> [To do]: An exact copy of every record is the required answer.

Extracted records
★ ★ ★ ★ ★ ★ ★
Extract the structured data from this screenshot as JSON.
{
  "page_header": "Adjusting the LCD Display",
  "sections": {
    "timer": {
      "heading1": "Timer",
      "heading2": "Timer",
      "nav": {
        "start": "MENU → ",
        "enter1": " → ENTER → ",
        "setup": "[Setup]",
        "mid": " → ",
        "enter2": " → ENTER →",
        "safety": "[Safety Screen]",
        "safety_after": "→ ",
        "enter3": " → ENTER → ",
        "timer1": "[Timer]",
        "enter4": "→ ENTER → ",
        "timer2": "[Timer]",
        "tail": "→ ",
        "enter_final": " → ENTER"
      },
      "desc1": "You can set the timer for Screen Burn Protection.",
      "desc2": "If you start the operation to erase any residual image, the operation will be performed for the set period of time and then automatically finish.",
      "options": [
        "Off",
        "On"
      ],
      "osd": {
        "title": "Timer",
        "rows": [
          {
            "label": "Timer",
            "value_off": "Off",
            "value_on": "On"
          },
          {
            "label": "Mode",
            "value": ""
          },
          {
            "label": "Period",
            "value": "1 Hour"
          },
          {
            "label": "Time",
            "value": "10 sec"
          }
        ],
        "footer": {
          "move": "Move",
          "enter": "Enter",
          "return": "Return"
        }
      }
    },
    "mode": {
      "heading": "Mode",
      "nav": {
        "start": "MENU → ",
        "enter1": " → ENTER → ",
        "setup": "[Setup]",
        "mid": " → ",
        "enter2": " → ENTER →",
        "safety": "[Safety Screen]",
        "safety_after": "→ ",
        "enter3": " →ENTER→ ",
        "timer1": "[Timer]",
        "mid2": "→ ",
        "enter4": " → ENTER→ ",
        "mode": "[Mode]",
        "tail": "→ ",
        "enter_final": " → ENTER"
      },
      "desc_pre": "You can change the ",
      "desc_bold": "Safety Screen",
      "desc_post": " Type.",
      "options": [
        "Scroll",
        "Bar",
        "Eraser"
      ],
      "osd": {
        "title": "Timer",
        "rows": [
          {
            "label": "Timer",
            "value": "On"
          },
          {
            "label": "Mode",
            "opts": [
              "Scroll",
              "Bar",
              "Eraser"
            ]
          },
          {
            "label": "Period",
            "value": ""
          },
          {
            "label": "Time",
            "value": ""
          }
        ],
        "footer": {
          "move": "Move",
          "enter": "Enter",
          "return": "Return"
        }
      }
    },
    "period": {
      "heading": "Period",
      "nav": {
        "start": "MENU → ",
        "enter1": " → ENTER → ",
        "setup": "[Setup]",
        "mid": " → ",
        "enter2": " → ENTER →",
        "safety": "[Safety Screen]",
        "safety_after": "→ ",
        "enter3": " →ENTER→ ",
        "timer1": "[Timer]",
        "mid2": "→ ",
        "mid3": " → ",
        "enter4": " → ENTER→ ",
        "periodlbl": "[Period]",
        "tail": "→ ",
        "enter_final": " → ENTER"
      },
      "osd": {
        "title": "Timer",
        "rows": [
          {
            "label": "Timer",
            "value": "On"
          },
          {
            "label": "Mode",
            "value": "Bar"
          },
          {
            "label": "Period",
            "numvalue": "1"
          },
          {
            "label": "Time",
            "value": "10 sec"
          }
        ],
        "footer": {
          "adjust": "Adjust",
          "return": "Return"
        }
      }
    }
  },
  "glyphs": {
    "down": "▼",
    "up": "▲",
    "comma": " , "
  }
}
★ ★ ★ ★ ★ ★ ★
> [Your response]:
Extract the structured data from this screenshot as JSON.
{
  "page_header": "Adjusting the LCD Display",
  "sections": {
    "timer": {
      "heading1": "Timer",
      "heading2": "Timer",
      "nav": {
        "start": "MENU → ",
        "enter1": " → ENTER → ",
        "setup": "[Setup]",
        "mid": " → ",
        "enter2": " → ENTER →",
        "safety": "[Safety Screen]",
        "safety_after": "→ ",
        "enter3": " → ENTER → ",
        "timer1": "[Timer]",
        "enter4": "→ ENTER → ",
        "timer2": "[Timer]",
        "tail": "→ ",
        "enter_final": " → ENTER"
      },
      "desc1": "You can set the timer for Screen Burn Protection.",
      "desc2": "If you start the operation to erase any residual image, the operation will be performed for the set period of time and then automatically finish.",
      "options": [
        "Off",
        "On"
      ],
      "osd": {
        "title": "Timer",
        "rows": [
          {
            "label": "Timer",
            "value_off": "Off",
            "value_on": "On"
          },
          {
            "label": "Mode",
            "value": ""
          },
          {
            "label": "Period",
            "value": "1 Hour"
          },
          {
            "label": "Time",
            "value": "10 sec"
          }
        ],
        "footer": {
          "move": "Move",
          "enter": "Enter",
          "return": "Return"
        }
      }
    },
    "mode": {
      "heading": "Mode",
      "nav": {
        "start": "MENU → ",
        "enter1": " → ENTER → ",
        "setup": "[Setup]",
        "mid": " → ",
        "enter2": " → ENTER →",
        "safety": "[Safety Screen]",
        "safety_after": "→ ",
        "enter3": " →ENTER→ ",
        "timer1": "[Timer]",
        "mid2": "→ ",
        "enter4": " → ENTER→ ",
        "mode": "[Mode]",
        "tail": "→ ",
        "enter_final": " → ENTER"
      },
      "desc_pre": "You can change the ",
      "desc_bold": "Safety Screen",
      "desc_post": " Type.",
      "options": [
        "Scroll",
        "Bar",
        "Eraser"
      ],
      "osd": {
        "title": "Timer",
        "rows": [
          {
            "label": "Timer",
            "value": "On"
          },
          {
            "label": "Mode",
            "opts": [
              "Scroll",
              "Bar",
              "Eraser"
            ]
          },
          {
            "label": "Period",
            "value": ""
          },
          {
            "label": "Time",
            "value": ""
          }
        ],
        "footer": {
          "move": "Move",
          "enter": "Enter",
          "return": "Return"
        }
      }
    },
    "period": {
      "heading": "Period",
      "nav": {
        "start": "MENU → ",
        "enter1": " → ENTER → ",
        "setup": "[Setup]",
        "mid": " → ",
        "enter2": " → ENTER →",
        "safety": "[Safety Screen]",
        "safety_after": "→ ",
        "enter3": " →ENTER→ ",
        "timer1": "[Timer]",
        "mid2": "→ ",
        "mid3": " → ",
        "enter4": " → ENTER→ ",
        "periodlbl": "[Period]",
        "tail": "→ ",
        "enter_final": " → ENTER"
      },
      "osd": {
        "title": "Timer",
        "rows": [
          {
            "label": "Timer",
            "value": "On"
          },
          {
            "label": "Mode",
            "value": "Bar"
          },
          {
            "label": "Period",
            "numvalue": "1"
          },
          {
            "label": "Time",
            "value": "10 sec"
          }
        ],
        "footer": {
          "adjust": "Adjust",
          "return": "Return"
        }
      }
    }
  },
  "glyphs": {
    "down": "▼",
    "up": "▲",
    "comma": " , "
  }
}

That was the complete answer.